Popes John Paul II and Benedict XI have both expounded on the necessity of using the internet to evangelize. The Church and New Media
gives concrete examples of how this has been done and suggestions to those who want to use these new media successfully. Those familiar with the Catholic blogosphere will recognize the names of Fr. Robert Barron, Jennifer Fulwiler, Mark Shea, Father Dwight Longenecker and Lisa Hendey. These big-name bloggers and others talk about how they started on the internet, what messages they try to spread and what they have learned to avoid.
There is a chapter on the new media efforts by the Archdiocese of Boston that discusses how they integrate all their new media (basically different versions of electronic communications) efforts, as well as how they encourage the parishes to use electronic media.
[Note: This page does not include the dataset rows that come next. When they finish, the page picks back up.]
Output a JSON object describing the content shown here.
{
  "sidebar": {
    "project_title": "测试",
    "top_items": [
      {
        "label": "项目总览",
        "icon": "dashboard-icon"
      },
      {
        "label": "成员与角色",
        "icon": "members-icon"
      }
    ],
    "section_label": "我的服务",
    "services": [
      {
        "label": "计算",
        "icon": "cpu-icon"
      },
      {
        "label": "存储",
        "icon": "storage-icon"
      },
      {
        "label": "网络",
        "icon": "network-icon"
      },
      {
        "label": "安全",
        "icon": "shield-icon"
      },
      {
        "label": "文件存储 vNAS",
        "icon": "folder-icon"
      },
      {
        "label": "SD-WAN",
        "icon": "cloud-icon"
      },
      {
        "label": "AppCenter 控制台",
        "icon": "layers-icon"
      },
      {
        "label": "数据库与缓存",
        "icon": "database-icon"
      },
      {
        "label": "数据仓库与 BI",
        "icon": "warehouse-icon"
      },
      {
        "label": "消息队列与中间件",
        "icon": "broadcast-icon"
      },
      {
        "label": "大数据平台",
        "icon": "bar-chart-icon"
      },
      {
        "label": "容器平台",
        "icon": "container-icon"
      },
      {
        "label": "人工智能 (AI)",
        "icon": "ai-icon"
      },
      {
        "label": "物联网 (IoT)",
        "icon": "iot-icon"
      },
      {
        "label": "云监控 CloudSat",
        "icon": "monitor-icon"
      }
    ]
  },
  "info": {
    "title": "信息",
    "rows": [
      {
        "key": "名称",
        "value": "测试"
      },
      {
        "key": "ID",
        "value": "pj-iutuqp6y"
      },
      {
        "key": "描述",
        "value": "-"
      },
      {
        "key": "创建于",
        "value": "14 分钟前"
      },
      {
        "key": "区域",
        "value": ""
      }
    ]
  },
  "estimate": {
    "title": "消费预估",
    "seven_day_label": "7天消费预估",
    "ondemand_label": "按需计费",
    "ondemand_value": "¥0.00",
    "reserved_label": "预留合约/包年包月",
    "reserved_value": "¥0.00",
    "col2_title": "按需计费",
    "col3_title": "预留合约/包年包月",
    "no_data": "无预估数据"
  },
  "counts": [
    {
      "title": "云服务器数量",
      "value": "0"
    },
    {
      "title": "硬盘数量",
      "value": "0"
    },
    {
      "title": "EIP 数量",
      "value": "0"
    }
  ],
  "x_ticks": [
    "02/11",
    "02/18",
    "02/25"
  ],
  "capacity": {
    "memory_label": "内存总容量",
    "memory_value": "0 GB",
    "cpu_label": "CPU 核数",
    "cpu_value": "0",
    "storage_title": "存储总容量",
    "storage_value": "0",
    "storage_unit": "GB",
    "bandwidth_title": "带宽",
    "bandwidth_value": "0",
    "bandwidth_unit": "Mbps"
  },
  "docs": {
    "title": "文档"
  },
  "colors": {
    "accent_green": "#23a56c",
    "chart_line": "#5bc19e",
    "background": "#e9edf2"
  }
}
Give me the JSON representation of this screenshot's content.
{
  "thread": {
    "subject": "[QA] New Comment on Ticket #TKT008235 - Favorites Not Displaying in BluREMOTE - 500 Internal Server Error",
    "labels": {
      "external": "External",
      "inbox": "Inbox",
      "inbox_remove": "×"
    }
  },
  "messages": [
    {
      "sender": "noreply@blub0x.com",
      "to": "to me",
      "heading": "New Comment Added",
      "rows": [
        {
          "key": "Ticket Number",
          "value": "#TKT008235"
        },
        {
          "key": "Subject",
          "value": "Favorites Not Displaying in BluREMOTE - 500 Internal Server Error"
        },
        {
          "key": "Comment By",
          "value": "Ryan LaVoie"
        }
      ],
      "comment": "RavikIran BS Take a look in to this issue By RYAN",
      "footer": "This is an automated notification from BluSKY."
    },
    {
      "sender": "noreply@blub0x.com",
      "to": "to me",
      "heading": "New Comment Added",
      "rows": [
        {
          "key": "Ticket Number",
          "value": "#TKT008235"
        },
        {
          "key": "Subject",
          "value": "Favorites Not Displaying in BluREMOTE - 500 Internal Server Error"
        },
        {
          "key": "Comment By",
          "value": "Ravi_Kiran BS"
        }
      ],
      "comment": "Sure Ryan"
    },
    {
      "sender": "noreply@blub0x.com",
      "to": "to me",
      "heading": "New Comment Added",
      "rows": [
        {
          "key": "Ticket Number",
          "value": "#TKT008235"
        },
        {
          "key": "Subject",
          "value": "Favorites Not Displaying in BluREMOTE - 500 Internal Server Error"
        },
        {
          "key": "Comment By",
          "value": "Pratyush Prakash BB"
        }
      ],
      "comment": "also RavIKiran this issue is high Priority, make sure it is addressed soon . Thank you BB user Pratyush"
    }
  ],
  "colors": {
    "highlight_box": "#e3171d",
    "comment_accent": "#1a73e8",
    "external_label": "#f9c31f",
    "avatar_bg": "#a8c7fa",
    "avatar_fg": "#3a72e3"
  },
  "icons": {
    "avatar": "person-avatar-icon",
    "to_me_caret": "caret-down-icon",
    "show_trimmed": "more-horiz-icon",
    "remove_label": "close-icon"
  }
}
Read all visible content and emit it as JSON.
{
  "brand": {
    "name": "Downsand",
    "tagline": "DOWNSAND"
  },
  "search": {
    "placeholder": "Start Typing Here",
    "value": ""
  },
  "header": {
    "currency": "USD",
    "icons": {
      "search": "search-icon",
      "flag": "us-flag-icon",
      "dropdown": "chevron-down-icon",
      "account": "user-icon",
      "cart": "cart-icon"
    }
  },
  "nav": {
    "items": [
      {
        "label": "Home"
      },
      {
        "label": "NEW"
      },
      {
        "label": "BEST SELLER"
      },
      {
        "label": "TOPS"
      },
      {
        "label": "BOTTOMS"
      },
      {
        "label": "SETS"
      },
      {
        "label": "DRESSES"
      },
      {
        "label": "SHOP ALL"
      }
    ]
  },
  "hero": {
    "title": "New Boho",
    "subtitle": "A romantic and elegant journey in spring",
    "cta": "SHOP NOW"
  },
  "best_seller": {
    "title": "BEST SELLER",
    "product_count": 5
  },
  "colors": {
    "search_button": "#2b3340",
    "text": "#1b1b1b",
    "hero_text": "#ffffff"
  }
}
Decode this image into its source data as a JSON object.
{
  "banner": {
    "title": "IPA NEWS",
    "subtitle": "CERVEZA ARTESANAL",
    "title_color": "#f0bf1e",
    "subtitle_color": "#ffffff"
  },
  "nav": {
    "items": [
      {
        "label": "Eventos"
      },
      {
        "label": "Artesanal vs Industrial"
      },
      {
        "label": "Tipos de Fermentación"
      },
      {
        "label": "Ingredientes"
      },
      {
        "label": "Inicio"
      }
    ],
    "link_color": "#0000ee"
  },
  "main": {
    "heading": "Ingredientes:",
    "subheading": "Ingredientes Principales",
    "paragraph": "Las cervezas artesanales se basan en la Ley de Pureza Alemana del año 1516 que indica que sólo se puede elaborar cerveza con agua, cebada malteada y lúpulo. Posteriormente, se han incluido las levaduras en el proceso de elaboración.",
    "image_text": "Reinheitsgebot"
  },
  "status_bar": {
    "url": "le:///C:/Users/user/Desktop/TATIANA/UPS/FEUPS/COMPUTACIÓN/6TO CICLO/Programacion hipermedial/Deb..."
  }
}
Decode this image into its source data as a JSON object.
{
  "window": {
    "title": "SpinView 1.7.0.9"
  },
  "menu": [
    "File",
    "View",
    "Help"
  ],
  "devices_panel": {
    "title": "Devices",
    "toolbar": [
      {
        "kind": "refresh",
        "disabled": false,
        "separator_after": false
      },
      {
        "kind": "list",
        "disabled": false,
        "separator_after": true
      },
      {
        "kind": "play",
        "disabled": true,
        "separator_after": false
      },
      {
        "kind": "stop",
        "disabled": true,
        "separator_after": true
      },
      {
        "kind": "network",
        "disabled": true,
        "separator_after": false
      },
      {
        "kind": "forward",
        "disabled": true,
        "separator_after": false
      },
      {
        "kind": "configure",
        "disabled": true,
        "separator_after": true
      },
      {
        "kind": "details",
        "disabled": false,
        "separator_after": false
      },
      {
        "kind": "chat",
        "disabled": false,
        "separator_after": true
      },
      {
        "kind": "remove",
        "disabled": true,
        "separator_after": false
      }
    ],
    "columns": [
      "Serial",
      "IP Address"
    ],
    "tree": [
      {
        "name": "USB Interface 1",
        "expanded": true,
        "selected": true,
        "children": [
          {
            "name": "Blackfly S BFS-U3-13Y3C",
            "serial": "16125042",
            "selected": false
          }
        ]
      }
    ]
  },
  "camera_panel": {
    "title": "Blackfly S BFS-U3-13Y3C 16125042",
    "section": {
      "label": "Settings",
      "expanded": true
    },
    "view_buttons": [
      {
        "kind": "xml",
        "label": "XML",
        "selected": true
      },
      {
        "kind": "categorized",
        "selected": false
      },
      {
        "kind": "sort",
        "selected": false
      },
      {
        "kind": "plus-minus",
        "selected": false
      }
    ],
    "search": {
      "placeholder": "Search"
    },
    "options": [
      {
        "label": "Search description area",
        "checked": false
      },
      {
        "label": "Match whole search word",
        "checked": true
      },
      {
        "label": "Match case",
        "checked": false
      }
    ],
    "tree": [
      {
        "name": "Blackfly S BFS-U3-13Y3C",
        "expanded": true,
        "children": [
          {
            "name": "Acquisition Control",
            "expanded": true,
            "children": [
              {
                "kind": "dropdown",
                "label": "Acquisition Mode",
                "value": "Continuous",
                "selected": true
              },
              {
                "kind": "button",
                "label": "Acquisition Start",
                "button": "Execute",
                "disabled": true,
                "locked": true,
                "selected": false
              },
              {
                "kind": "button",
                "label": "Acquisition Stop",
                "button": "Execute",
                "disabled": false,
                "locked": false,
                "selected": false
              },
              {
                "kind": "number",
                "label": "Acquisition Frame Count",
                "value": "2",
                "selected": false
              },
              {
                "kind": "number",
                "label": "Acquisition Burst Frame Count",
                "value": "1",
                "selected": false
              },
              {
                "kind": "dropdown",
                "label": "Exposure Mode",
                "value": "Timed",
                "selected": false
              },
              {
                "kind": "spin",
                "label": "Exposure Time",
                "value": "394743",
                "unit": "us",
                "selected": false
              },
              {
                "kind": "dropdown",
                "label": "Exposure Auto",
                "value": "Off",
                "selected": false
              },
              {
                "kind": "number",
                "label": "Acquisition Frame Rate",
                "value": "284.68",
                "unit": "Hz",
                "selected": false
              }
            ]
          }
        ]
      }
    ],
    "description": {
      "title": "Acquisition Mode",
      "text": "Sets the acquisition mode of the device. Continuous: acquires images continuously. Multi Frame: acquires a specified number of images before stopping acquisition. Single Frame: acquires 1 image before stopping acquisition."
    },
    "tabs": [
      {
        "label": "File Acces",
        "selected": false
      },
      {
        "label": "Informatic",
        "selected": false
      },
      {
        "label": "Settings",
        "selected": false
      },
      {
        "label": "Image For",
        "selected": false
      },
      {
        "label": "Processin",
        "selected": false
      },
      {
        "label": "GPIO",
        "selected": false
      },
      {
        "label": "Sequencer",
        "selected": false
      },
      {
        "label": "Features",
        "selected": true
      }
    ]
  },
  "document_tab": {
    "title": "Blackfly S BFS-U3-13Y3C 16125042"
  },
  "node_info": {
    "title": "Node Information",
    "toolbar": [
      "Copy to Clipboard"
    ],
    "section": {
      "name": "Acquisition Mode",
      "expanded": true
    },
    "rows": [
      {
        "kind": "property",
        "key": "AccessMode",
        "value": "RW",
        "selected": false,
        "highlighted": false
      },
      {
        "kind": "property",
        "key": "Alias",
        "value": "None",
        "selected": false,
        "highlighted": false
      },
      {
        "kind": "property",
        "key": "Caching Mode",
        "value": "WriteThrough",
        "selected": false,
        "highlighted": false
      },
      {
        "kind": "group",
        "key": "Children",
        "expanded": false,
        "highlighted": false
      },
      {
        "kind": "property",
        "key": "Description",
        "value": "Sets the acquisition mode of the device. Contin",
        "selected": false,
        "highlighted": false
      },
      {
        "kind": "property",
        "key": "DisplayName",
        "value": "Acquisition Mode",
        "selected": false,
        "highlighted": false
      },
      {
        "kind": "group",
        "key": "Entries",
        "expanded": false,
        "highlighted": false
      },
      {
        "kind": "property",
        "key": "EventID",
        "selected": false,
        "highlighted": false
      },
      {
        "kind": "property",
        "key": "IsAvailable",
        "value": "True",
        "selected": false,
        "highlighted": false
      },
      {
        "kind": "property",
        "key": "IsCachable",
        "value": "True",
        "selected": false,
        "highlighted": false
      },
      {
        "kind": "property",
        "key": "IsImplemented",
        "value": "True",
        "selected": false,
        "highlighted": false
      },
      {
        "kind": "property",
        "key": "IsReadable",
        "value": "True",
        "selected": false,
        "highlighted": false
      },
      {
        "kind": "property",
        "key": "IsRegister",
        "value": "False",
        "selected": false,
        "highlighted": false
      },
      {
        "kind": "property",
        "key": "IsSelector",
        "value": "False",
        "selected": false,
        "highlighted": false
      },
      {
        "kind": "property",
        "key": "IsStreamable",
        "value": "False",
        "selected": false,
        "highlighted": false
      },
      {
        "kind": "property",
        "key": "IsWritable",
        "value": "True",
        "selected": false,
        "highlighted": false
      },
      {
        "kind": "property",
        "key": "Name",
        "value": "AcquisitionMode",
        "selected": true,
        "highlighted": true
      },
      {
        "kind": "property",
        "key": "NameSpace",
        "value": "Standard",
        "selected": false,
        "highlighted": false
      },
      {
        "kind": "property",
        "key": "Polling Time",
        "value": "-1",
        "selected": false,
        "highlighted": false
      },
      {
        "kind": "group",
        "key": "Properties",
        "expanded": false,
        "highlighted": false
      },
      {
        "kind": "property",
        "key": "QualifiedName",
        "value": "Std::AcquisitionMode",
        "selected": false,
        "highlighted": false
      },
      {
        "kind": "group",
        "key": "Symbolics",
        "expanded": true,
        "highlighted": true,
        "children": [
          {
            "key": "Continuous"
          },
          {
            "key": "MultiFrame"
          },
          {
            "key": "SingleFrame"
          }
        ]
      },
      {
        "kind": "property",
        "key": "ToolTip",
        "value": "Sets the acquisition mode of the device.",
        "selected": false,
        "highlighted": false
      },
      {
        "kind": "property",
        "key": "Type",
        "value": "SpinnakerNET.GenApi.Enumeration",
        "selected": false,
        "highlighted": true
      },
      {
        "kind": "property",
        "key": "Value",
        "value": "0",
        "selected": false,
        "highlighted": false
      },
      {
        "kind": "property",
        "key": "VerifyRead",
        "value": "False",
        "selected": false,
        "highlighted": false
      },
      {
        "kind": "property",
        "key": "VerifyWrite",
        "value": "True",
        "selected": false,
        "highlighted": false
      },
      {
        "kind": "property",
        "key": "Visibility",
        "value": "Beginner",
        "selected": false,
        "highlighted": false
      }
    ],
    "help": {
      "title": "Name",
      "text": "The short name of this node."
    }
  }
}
The basic point of the book is that people today use electronic media, be it facebook, twitter, email, text messaging or the internet in general. If today's parishes,if today's Church is not on the internet, then it isn't meeting people where they are, it isn't enaging in their lives and it is missing a giant chance to evangelize. When you compare the web presence and social media saavy of the average parish with that of the average business, the average parish comes in last, by a long way (I cringe when I look at my parish's website, and yes, I've offered to help).
If you are looking for some good Catholic blogs to read, this book mentions plenty. It also offers suggestions for those thinking of staring a "Catholic" website--in short, be sure that what you are propounding is Catholic teaching, not your own opinion.
I'd recommend this book to anyone who basically understands the internet and is trying to develop an internet presence for some church ministry. It pretty much pre-supposes a general familiarity with how facebook, Twitter, YouTube and podcasting work and what they do. However, it is not a technical manual. You will not know how to set up a parish website when you finish this book--but you will know that you should spend money to do it right.
I'd like to thank the Tiber River Review program
for furnishing a complimentary review copy of this book. I was not obligated to write a positive review. Grade: B+